someone shoots you) and you're in a small Midwestern town. Or, you need
cows? Horses? Wide open spaces? Head towards the mountains, and it's
the Wild West.
Even though many studios are leaving town for more authentic, or
simply safer, locations, I wouldn't be surprised that if the Big One
hits, camera crews all over town will be out on the streest, screaming,
"We're rolling!"
And when that happens, I confess, I will be, too - rolling out of
here, singing a song I wrote to the tune Allan Sherman made famous about
that boy's letter from camp.
Hello Mother, put your feet up
To make room for
Your son "Pheel-Up."
'Cause I'm leaving in a hurry -
It's goodbye to quakes and "Hi" sub-zero worry.

So long free-ways, I'm not payin'
For the concrete they've been layin',
All the traffic's at a standstill
Since the quake reduced the offramps to some landfill!

Real estate was just improving
But not now, since earth is moving
We're all fleeing for the East
'Cause soon, the left coast will be called - "The Least."

First the rainstorms, then the riot,
Then the fires, then some quiet -
Then the tremblor kicked our kiester
6.8 upon the scale of Meester Reechter.

So I'm walking, driving, flying,
No more shaking, no more crying,
New York City, have some pity,
Welcome me again,
Be-cause I'm moving back! Let's pack!!

(The above piece will appear in the next issue of the Saturday Afternoon
Journal, available in October at fine local bookstores...)

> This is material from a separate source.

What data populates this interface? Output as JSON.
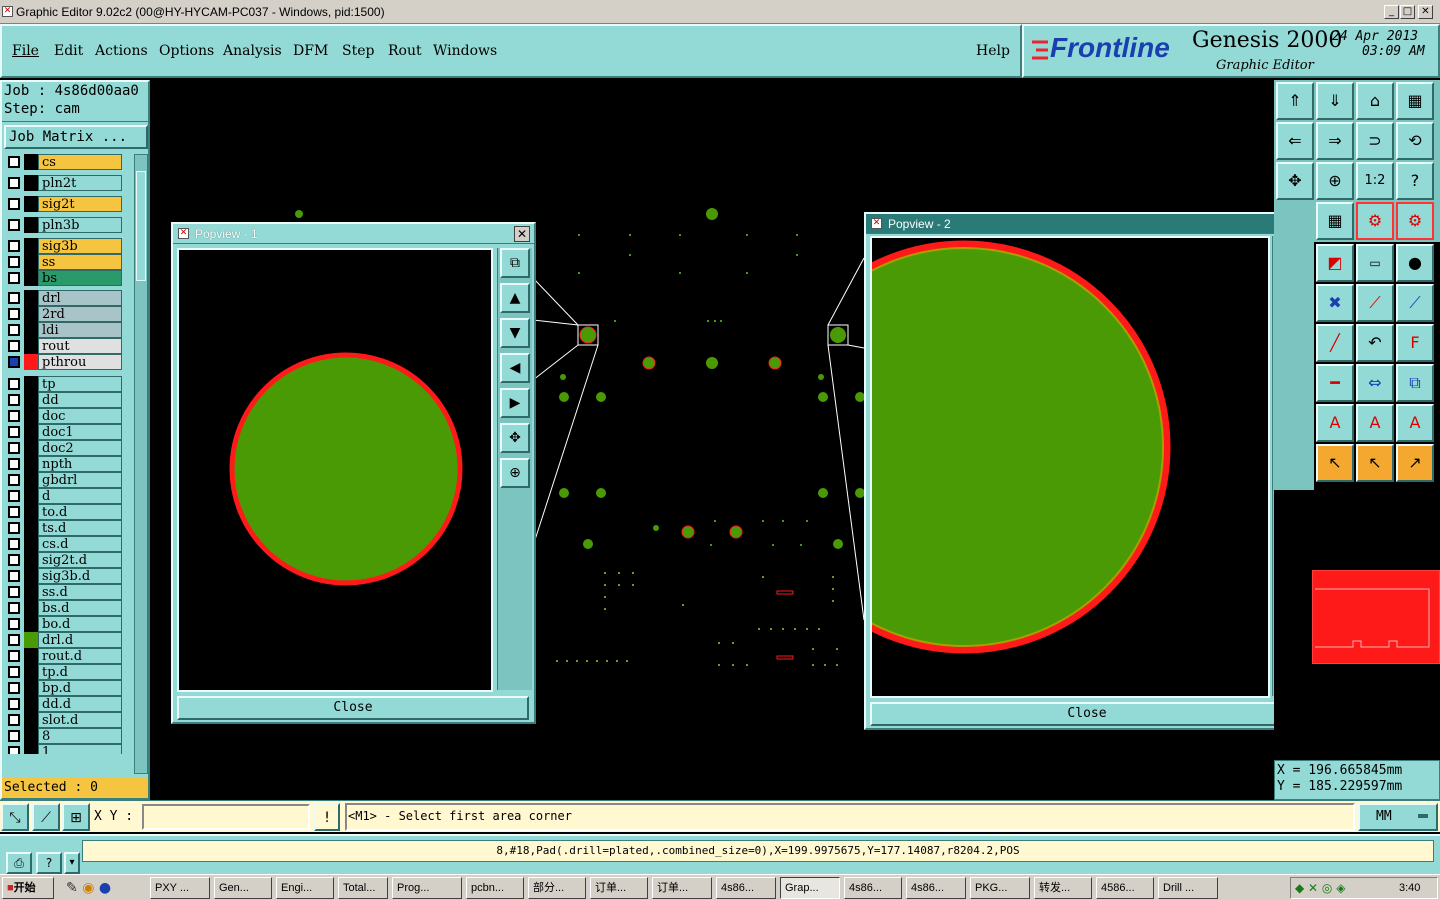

See You on the Funway...
The second edition of EFAlaFal is under our belts and boy, are we
stuffed! (Excuse me while I loosen my belt a notch and kick back in the
Barcalounger here at Monrovia Communications' international
headquarters.) Events moved much more quickly this time, now that we
have Elayne on the Internet -- after a little practice with Qmodem (the
Giant Rat of DOS comm programs -- but I mean that in a *good* sense),
Elayne was zipping files down the Infobahn to me faster than Ralph
Spoilsport can cash a "good faith" check. As Elayne gets better,
hopefully I won't become superfluous.

We are working on a WWW version of EFAlaFal, complete with
(hopefully) neato graphics submitted by you, the FT faithful (yes, YOU
over there with the pie on your tie!), and judged by me, the Arbiter of
Good Taste (for this zine, anyway). Well, Elayne will get to look at
them, too, I guess. (Ow! Elayne -- quit twisting! That hurts!)
So send 'em on to me, or email me with directions on how to find
'em. You should keep them small, about 3 in. X 4 in. max -- no full-
screen pics, please. Remember, this has to go on a WWW page with text
(if you don't know what a WWW page is, then you probably don't have the
equipment to view this version of EFAlaFAl), so keep it in mind.
Heck, *I* don't have a SLIP or PPP account either, so I won't be
able to fully appreciate my own masterpiece. That never stopped
Beethoven from composing, so I don't see why I shouldn't give it a go --
I'll depend on you all to let me know how it looks.

On a serious note: I'd like for everyone to observe a moment of
silence for Elayne's beloved cat Gypsy Doctor, a fixture at Elayne's side
for these past 11 years, and who may not be there for FAlaFal #25.

Here's to you, Gypsy Doctor -- may you find the Door into Summer,
and may the catnip grow wild.

Jamie Schrumpf
August, 199